CALIFORNIA | LOCAL
January 31, 2011 |
Occidental College baseball coach Jason Hawkins' eyes lit up when he learned who was coming to the Eagle Rock campus. Ty Cobb was enrolling. "When you hear about someone with that name, c'mon, you're excited, right?" Hawkins said. Cobb is the 19-year-old great-grandson of Ty Cobb, the legendary Detroit Tigers outfielder and Baseball Hall of Famer who is considered one of the game's all-time best players. The 6-foot-5 Occidental freshman is a left-hander who pitched and played first base at his high school in Atherton, Calif.
March 23, 2008 |
LAKELAND, Fla. -- It's good to be Curtis Granderson. The Detroit Tigers center fielder is coming off a spectacular season in which he was mentioned in the same breath with Willie Mays and Ty Cobb. Unlike many baseball players, who skip college en route to the majors, the son of two teachers has two degrees. The 27-year-old Granderson is popular in the clubhouse and accommodates the masses outside of it by signing autographs incessantly, visiting schools, writing blogs and traveling the world as a Major League Baseball ambassador.
July 31, 2006
The longest consecutive-game hitting streaks in the major leagues since 1901: * Joe DiMaggio, 1941...56 * Pete Rose 1978...44 * George Sisler, 1922...41 * Ty Cobb, 1911...40 * Paul Molitor, 1987...39 * x-Jimmy Rollins, 2005-06...38 * Tommy Holmes, 1945...37 * Luis Castillo, 2002...35 * Ty Cobb, 1917...35 * Benito Santiago, 1987...34 * Dom DiMaggio, 1949...34 * George McQuinn, 1938...34 * George Sisler, 1925...34 * Heinie Manush, 1933...33 * Rogers Hornsby, 1922...33 * Hal Chase, 1907...
September 18, 2002 |
What is the final measure of a man who achieves greatness in his chosen profession but sacrifices his humanity to do so? It's an age-old question that playwright Lee Blessing asks anew in "Cobb," a dramatic perusal of the legendary baseball player Ty Cobb, at the Falcon Theatre in Burbank. Essentially a one-man show performed by four actors, "Cobb" predates Ron Shelton's 1994 movie of the same title that starred Tommy Lee Jones, and has been staged around the country for more than a decade.
July 6, 2002 |
Traded by the Angels during the previous off-season, second baseman Jerry Remy was in his first spring with the Boston Red Sox. It was 1978, and he was sitting in the clubhouse in Winter Haven, Fla., when Ted Williams walked in, stopped in front of a mirror, and said to no one and anyone: "I'm looking at the greatest hitter who ever lived." Remy laughed as he recalled the incident Friday and said, "I certainly wasn't going to argue, and no one else did either." Nor would I. Not then, not now.
July 28, 2001
Did you ever wonder how players such as Ty Cobb, Rogers Hornsby, Babe Ruth and Ted Williams, etc. accomplished what they did without the benefit of a batting coach with a video millisecond-by-millisecond breakdown of their swing, physical trainers with whirlpools, MRIs, onsite X-rays, pain pills, cortisone shots plus batting helmets, elbow protectors, gloves with built-in knuckle protection and shin guards for the either leg, or both?
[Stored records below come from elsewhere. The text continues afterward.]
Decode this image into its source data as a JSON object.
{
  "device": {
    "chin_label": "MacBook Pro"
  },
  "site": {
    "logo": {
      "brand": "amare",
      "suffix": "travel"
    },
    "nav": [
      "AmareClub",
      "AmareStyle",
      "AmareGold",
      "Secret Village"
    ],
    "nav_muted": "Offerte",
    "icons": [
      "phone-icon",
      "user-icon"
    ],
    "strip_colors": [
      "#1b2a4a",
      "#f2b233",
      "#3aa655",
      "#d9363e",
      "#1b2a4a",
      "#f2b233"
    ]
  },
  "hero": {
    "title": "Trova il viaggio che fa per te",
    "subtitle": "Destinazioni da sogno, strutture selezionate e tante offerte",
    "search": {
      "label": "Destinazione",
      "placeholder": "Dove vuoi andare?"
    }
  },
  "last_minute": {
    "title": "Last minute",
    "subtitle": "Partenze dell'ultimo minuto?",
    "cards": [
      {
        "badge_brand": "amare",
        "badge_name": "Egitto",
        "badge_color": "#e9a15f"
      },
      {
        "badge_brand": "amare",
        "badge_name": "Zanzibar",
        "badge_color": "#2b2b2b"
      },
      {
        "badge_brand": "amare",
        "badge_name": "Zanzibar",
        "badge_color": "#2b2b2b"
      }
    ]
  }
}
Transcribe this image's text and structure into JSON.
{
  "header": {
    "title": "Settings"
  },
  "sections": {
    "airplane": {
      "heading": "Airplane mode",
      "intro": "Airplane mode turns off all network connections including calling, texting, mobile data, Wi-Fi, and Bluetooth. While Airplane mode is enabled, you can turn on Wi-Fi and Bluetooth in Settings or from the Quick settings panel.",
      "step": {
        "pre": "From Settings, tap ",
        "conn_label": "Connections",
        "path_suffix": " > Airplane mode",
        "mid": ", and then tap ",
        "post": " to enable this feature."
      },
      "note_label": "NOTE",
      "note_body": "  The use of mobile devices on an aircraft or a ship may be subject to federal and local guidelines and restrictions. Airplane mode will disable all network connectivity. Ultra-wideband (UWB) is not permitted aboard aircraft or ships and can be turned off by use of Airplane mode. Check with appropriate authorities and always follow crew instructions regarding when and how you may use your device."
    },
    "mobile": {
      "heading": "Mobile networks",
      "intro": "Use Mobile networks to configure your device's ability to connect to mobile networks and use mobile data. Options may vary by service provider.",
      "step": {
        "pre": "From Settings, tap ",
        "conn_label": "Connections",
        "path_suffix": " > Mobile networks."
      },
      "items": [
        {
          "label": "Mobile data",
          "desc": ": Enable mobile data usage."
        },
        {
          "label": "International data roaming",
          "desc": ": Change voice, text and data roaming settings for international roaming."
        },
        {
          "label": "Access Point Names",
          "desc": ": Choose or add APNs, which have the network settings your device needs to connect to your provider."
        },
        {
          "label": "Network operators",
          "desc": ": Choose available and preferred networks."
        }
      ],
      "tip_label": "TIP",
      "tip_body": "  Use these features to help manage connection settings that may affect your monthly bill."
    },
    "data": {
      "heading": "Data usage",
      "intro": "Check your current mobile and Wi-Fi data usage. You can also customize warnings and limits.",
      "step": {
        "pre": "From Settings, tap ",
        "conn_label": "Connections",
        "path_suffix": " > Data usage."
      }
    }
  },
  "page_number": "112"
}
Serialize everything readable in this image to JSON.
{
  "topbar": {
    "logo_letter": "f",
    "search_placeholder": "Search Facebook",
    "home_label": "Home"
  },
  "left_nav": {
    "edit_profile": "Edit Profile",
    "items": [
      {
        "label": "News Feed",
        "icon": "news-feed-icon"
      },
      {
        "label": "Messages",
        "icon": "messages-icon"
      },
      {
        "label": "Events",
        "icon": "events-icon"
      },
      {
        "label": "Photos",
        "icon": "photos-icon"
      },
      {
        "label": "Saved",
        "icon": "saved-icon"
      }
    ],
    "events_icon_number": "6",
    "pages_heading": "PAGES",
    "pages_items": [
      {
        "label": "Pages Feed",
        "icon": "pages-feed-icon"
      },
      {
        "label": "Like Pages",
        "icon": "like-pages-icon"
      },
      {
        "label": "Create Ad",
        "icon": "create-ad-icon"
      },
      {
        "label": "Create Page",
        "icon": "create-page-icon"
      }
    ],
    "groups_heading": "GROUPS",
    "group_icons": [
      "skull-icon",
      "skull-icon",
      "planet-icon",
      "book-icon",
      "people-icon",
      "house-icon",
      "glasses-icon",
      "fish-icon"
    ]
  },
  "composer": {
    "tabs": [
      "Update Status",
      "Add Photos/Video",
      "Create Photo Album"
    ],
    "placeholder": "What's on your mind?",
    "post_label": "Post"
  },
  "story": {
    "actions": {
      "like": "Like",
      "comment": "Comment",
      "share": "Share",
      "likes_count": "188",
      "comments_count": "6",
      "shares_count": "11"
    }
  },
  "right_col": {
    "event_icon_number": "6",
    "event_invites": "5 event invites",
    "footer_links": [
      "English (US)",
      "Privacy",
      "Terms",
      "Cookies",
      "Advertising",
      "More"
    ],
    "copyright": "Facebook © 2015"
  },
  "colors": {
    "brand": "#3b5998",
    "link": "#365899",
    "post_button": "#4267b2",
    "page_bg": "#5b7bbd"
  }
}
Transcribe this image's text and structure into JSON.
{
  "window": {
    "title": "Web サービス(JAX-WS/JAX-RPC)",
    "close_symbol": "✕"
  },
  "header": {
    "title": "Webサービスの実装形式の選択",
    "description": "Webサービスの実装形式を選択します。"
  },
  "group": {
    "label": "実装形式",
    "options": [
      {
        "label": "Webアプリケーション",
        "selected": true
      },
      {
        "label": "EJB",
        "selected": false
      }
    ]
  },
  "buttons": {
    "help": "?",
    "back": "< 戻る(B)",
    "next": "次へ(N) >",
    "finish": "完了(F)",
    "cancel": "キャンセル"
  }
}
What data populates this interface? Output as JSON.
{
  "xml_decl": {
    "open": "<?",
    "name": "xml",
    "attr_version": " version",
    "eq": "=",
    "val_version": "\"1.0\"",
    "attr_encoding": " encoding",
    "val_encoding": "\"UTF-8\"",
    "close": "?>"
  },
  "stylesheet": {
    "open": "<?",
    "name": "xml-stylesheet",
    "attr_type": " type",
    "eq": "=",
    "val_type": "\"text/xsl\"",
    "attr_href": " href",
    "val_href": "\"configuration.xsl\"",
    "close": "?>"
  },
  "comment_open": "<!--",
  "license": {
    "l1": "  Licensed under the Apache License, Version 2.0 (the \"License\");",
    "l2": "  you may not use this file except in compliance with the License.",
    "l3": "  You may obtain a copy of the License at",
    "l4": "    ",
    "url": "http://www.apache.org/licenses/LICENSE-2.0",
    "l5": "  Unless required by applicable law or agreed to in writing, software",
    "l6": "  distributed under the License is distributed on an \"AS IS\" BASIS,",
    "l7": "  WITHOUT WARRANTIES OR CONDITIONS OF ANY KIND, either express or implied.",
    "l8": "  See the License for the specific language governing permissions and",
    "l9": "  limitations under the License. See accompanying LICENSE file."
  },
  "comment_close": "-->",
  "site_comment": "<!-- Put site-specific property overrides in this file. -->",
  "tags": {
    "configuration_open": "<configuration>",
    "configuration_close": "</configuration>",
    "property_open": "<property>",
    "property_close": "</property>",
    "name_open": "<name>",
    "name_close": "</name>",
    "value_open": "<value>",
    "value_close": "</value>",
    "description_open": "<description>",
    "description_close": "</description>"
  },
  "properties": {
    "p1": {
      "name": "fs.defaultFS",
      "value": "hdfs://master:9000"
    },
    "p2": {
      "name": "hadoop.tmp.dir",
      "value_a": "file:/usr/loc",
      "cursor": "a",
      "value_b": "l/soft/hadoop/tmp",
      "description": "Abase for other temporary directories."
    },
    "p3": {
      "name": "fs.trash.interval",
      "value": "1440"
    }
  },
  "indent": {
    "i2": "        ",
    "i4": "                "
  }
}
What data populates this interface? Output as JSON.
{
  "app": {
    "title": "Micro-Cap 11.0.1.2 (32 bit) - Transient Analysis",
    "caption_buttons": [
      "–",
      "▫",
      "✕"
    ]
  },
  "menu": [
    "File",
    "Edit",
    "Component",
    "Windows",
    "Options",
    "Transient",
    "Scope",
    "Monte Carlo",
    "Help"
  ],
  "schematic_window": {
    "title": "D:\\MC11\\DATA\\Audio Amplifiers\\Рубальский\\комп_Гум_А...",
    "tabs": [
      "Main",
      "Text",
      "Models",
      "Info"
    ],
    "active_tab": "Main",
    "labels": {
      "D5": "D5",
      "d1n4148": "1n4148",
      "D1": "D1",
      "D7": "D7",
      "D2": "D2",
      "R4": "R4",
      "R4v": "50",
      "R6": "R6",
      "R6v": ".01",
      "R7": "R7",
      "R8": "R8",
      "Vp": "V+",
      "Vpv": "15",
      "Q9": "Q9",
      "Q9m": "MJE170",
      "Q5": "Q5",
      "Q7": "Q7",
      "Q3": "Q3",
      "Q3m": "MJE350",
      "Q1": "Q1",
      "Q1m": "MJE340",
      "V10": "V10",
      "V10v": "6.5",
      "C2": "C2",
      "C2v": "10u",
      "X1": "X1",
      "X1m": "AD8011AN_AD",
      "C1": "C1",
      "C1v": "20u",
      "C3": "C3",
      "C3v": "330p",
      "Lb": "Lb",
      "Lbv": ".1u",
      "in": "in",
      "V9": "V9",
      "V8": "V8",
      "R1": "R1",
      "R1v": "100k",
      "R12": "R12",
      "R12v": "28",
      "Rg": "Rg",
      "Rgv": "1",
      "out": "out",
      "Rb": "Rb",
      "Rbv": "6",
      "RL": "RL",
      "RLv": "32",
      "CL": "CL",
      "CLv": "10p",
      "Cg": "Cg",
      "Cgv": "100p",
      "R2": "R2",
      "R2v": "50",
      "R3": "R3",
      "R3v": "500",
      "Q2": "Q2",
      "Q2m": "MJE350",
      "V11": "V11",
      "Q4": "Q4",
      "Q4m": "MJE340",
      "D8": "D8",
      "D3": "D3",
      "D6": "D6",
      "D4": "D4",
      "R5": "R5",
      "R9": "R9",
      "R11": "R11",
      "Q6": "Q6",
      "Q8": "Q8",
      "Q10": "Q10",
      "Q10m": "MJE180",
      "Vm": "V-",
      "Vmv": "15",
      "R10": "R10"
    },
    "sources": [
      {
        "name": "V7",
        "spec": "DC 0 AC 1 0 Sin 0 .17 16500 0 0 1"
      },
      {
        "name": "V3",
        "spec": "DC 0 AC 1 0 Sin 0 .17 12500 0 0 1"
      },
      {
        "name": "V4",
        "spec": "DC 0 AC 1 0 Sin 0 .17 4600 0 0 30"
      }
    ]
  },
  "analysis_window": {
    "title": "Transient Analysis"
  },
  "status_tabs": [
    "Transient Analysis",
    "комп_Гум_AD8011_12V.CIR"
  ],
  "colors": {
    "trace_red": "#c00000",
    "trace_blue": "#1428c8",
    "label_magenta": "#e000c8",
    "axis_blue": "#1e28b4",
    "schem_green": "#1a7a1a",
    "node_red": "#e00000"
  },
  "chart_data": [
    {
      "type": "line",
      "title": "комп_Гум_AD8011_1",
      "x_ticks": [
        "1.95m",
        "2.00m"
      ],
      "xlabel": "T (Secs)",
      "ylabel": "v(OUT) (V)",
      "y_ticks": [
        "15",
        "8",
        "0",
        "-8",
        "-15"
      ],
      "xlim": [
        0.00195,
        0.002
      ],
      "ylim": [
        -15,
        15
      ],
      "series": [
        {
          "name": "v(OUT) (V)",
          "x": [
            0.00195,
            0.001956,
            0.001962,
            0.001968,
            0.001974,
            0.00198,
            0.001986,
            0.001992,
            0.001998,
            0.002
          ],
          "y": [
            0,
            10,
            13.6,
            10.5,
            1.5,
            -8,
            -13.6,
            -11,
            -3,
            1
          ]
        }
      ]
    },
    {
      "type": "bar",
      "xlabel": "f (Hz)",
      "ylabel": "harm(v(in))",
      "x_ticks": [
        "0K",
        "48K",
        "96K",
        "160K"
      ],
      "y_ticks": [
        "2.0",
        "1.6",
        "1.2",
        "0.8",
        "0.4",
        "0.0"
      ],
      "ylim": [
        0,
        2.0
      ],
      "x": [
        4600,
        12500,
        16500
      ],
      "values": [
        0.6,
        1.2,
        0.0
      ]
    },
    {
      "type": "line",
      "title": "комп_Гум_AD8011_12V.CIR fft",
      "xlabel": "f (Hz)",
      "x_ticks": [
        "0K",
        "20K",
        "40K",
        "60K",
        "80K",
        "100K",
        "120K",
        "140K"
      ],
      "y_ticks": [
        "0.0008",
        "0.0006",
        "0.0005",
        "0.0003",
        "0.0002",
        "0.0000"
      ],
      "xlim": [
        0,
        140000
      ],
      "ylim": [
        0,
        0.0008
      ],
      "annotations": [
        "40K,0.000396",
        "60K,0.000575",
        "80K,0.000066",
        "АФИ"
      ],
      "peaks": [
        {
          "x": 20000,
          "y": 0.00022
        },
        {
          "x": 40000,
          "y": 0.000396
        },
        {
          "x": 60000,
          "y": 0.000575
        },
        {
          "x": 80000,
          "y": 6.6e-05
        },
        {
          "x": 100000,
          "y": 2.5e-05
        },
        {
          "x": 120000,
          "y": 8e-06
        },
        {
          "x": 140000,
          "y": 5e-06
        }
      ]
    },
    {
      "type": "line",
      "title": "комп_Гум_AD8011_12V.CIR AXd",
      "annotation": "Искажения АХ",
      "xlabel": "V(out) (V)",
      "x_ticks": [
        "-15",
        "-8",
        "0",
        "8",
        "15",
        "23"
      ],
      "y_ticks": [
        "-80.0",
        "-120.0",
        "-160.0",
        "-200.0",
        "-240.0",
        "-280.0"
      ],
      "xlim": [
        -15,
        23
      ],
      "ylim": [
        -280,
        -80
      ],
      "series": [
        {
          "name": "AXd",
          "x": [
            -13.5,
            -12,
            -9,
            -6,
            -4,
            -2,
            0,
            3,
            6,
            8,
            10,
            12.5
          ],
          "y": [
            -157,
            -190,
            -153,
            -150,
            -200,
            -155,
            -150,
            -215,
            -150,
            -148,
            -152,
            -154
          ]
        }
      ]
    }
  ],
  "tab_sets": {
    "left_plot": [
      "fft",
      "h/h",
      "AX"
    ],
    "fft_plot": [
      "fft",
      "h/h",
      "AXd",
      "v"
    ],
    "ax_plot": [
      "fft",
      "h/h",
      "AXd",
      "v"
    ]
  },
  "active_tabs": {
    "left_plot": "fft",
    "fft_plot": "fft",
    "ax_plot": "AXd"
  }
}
And . . . no Scott Boras? Fred E. Stemrich Claremont